Less than two years ago, I moved from the Valley of the Sun, in Arizona, to Southern Oregon. While much research had gone into finding a nice permanent spot (actually more than 19 years of travel and thought), the actual move was rather spontaneous and a bit impulsive.
Humans are hard-wired to avoid pain and seek pleasure. Unfortunately, when it comes to making friends as an adult, our self-protective instincts can be our worst enemies.
Who is your best friend? If the name that just popped into your head was anything other than “I am,” you’re missing out! Ok, I know that it’s popular to say that you should “be your own best friend,” but, what does this really mean? More importantly, how can we go about building a stronger, more loving relationship with ourselves?
I never had a sister. As the older sibling to two boys, my childhood was spent dodging mud pies, swinging from trees and washing dirty clothes. Ok, I’m not really complaining. I love my brothers dearly. The point that I’m making here is that I never understood the power and value of sisterhood until much later in my life.
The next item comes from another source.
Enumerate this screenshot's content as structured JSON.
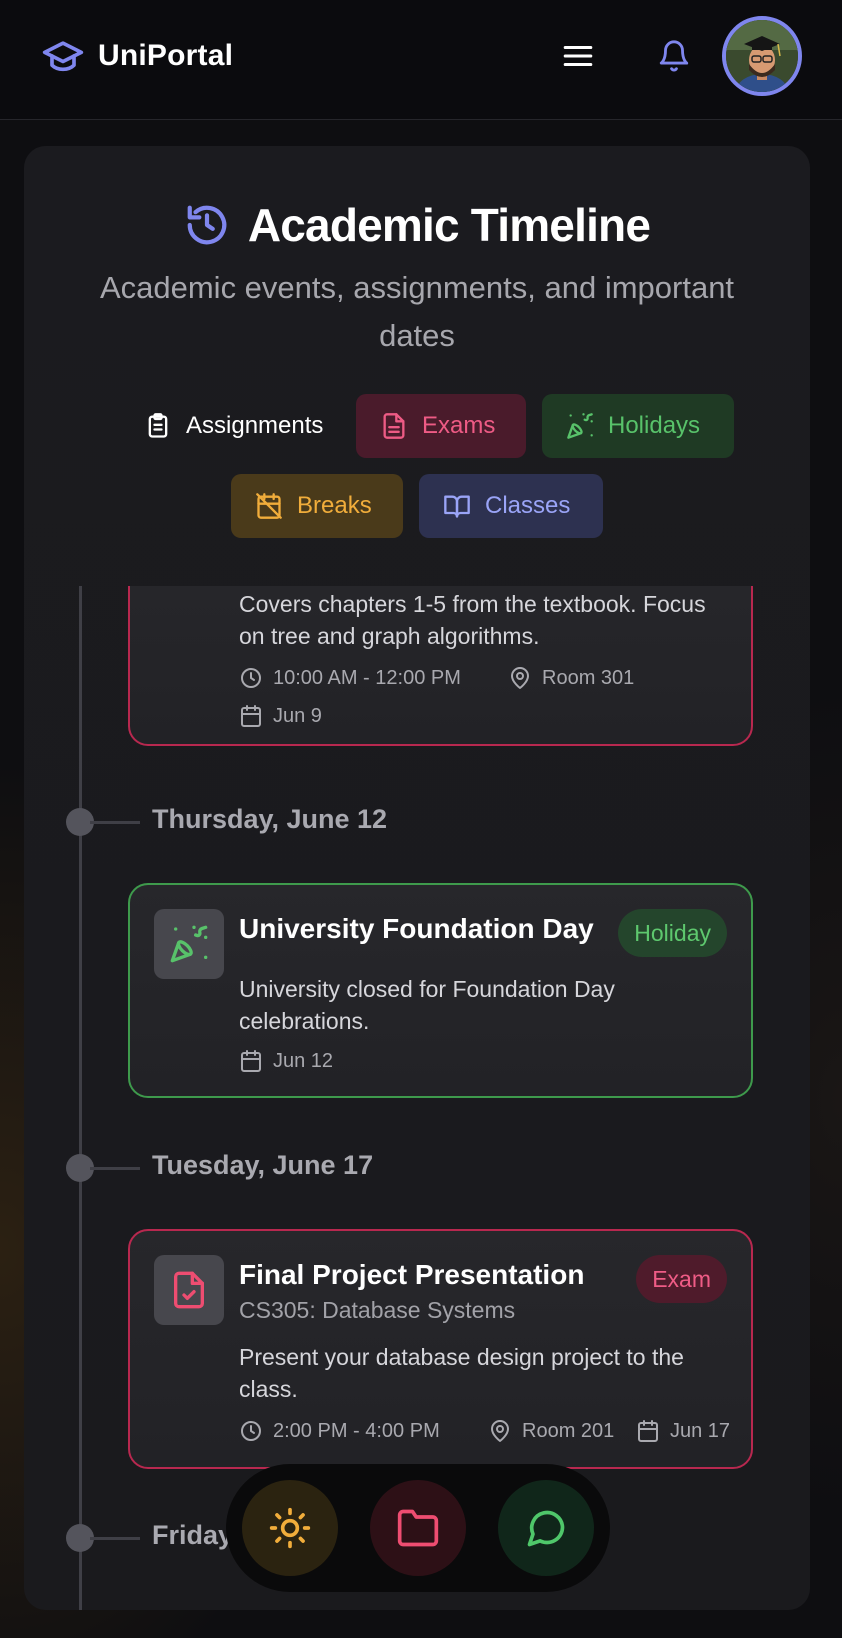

So much of our life is spent trying to please other people. While some women are able to find the strength to truly be themselves at every stage in their lives, the majority of us feel compelled to care what other people think along the way.
But, regardless of how we got here, the good news is that, now that we are in our 60s, we all have the opportunity to be who we really are.
Have you ever thought about the fact that, for most of our lives, the majority of our friends are “accidental?” When we are children, we choose our friends from among the other kids in our classes. When we join the workforce, our colleagues form the backbone of our social life. When we become parents, our life becomes an intricate dance of sports events, sleep overs camping trips and family dinners.
Have you ever noticed how difficult it is to change other people? This is true even in loving relationships, where both people have an incentive to listen and respond to their partner’s needs. It is especially true for our friends and acquaintances who, while they may care for us, are mostly interested in getting the most from their own lives.
As we reach our 60s, many of us find that our social circumstances are changing. Our kids, once the center of our lives, are grown up and are pursuing their own dreams. Our careers are either winding down or changing dramatically. Many of us are dealing with a divorce or separation. As a result, many baby boomers find themselves having to make new friends again for the first time in years.
It’s every parent’s worst nightmare. You’re sitting in your living room, waiting for your child to come home. They’re 5 minutes late. Then 15. Then the panic sets in.
As parents, we wanted to do everything we could to protect our kids from our own imagined fears. If we could have surrounded them in bubble-wrap and assigned them bodyguards, we would have. But, since our kids would never let us get away with that, we did the next best thing. We nagged, bribed, threatened and cajoled them. We told them, in a hundred different ways, “Don’t talk to strangers.” Then, we hoped for the best.